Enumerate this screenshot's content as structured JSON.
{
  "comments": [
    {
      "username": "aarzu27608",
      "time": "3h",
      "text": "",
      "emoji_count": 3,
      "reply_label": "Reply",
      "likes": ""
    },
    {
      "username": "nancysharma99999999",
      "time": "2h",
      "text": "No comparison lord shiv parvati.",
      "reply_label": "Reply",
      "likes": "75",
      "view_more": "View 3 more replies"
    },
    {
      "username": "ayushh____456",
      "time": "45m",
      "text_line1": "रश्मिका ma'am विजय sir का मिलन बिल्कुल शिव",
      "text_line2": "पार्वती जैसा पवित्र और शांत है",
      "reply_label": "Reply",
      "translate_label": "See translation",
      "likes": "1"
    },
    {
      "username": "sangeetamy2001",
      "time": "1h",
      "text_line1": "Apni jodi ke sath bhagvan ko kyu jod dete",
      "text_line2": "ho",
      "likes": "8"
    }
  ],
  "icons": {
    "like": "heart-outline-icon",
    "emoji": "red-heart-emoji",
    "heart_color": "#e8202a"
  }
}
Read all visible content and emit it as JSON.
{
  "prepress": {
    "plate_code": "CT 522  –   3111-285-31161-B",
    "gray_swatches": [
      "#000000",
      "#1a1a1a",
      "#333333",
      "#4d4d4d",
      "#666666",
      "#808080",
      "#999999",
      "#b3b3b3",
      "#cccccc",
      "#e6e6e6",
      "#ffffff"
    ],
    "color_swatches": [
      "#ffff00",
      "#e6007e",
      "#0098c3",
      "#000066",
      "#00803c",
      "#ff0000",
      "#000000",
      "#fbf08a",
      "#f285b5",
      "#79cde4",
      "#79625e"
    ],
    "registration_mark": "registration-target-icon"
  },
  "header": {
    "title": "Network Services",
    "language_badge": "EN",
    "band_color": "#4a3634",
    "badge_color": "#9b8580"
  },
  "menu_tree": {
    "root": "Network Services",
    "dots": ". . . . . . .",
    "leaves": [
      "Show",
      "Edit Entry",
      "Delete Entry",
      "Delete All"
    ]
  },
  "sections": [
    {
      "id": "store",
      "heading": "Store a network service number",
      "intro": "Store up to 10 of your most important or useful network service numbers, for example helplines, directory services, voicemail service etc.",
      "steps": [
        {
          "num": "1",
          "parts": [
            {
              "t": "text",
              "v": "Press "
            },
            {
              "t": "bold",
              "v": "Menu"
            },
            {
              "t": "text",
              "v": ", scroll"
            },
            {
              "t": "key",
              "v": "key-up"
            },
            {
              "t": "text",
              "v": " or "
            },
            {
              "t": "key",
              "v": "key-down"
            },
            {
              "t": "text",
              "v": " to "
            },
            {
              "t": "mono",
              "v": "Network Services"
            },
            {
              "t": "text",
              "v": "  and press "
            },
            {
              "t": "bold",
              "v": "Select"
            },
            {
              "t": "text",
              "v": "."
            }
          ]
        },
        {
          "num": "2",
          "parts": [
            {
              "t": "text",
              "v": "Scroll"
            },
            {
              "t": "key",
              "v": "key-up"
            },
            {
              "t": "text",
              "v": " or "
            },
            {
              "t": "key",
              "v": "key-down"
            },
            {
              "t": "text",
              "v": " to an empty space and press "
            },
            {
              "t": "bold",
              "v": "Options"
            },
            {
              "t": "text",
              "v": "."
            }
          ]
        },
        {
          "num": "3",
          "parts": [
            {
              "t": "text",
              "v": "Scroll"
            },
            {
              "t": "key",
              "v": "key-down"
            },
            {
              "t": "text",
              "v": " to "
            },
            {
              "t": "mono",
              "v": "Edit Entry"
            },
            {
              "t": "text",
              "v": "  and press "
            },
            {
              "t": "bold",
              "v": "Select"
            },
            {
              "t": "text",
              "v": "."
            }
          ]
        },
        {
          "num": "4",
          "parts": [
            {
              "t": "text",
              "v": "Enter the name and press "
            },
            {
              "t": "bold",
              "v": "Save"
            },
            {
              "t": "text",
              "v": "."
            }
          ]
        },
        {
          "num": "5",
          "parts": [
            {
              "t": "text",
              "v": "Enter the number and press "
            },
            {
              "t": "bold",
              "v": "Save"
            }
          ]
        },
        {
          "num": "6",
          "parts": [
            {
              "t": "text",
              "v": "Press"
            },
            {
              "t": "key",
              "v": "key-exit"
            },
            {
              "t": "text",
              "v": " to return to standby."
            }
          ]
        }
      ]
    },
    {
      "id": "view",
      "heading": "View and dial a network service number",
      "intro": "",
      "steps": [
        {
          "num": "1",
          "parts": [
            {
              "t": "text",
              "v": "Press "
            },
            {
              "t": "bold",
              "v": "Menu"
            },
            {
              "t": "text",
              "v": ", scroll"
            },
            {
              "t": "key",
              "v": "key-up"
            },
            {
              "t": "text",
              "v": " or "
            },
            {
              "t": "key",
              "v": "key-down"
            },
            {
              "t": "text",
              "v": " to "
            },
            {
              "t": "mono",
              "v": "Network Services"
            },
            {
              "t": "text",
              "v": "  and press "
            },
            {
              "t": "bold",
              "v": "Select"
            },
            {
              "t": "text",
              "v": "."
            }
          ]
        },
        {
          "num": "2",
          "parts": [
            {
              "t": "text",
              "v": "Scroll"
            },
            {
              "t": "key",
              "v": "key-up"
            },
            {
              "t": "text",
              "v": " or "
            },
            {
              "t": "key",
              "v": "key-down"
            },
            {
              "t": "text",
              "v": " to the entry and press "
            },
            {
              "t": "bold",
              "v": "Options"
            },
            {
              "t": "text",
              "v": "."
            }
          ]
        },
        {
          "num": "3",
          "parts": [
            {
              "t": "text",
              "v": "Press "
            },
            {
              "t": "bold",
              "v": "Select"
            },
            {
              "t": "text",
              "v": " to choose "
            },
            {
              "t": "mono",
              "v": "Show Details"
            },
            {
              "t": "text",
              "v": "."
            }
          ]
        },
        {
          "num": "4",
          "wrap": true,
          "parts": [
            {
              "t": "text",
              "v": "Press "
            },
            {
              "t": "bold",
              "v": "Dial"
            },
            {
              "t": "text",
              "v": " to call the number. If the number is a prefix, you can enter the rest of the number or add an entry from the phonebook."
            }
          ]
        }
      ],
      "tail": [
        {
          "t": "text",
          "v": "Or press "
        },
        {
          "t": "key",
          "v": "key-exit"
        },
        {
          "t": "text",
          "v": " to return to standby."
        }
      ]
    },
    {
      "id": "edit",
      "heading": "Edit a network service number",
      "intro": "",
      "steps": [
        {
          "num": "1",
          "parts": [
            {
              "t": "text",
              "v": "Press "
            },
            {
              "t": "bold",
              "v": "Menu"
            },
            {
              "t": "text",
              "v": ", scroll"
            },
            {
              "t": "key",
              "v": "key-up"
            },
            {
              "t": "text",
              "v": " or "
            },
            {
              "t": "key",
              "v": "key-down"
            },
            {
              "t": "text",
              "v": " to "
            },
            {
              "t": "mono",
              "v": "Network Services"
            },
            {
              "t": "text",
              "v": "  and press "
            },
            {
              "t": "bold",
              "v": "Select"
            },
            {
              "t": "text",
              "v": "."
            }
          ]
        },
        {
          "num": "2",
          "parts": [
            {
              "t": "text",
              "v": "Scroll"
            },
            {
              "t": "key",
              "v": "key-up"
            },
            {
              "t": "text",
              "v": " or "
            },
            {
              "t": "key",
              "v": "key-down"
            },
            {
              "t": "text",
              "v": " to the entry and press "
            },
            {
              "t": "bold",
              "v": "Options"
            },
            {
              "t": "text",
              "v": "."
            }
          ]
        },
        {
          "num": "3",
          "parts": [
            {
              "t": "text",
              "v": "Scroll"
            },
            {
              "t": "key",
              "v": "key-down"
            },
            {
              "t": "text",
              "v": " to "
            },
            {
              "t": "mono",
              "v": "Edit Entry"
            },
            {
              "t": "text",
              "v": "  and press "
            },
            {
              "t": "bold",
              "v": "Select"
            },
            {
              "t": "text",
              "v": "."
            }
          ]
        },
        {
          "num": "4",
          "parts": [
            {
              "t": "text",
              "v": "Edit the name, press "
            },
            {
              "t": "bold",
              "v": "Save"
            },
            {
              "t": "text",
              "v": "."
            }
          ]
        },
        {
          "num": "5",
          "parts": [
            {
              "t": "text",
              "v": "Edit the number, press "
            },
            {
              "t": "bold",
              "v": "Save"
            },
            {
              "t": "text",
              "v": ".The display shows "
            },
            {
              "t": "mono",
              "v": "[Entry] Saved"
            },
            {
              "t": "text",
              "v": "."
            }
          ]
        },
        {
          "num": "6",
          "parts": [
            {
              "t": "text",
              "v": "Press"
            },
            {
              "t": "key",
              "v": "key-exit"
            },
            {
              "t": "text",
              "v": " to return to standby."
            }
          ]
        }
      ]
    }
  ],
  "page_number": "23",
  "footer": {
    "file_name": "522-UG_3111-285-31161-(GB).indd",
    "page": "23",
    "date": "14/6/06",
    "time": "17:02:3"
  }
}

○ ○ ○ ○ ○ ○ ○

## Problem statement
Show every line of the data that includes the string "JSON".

## Output of the exercise
Enumerate this screenshot's content as structured JSON.
Read all visible content and emit it as JSON.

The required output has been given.